Not only are Ollas simple, less expensive, and more reliable . . . they can cut water use 90% below surface irrigation, and 50% below drip irrigation!
Here is what David A. Bainbridge of the Dry Lands Research Institute at the University of California-Riverside had to say:
"Drip irrigation has helped increase water-use efficiency in gardens and farms, but drip systems are for the well-off. To work reliably, the drip emitters require regulated water pressure, pumps, electricity, automated controls, careful filtration, and regular maintenance. . . . I started off using drip systems in the desert but found that drip emitters were easily blocked with sediment and salt and that several insect species specialize in plugging the emitters. Worse yet, coyotes, rabbits, and other animals chewed on and destroyed my drip tubing even when it was dry and open water was available nearby."

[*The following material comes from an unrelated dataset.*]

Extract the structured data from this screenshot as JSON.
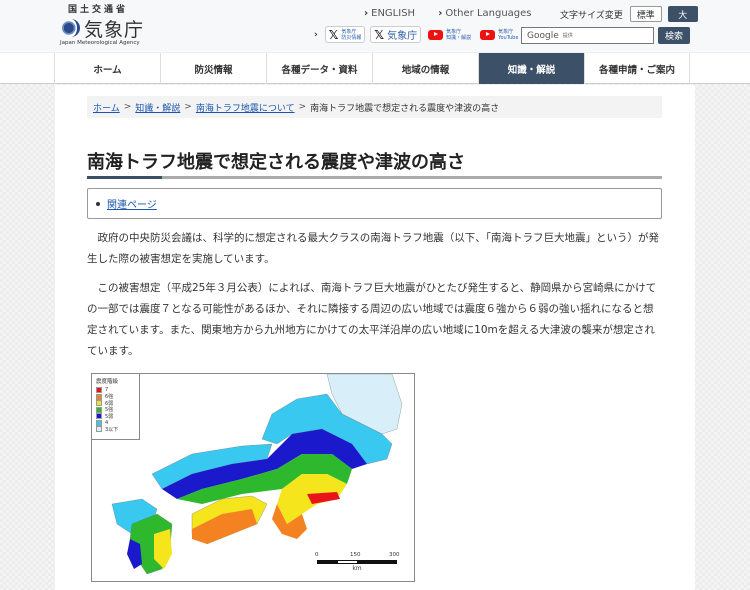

He goes on to say, "In a study of repellents to discourage animals from eating my plants in the California desert, all the drip tubing was snipped off before the plants were touched. . . . These vulnerabilities frustrated me and often led to complete failure of drip systems in remote or less developed areas.
So . . . . Ollas may be more practical and robust, but how can they be so much (50%!) more efficient than drip?
It has to do with where the water goes. When you overhead water or water with drip systems, you are saturating entire areas of soil. Much of the water will never make it to plants' roots before it evaporates or runs off.
Ollas are different way of using water. Plants' roots seek out and will grow toward the Ollas. Strong root systems are encouraged as the roots go deep to gather around and under the Olla, eventually creating suction to pull water through the Olla's walls as needed, creating almost 100% water efficiency.
As David A Bainbridge says, "These simple, sturdy systems work well and add value. They can dramatically increase plant survival, improve plant growth, and increase crop yield under the most severe conditions. They reduce water demand and help develop more robust plants that better tolerate drought."
Give one a try . . . I think you are going to be amazed by these ancient, brilliant, simple pots!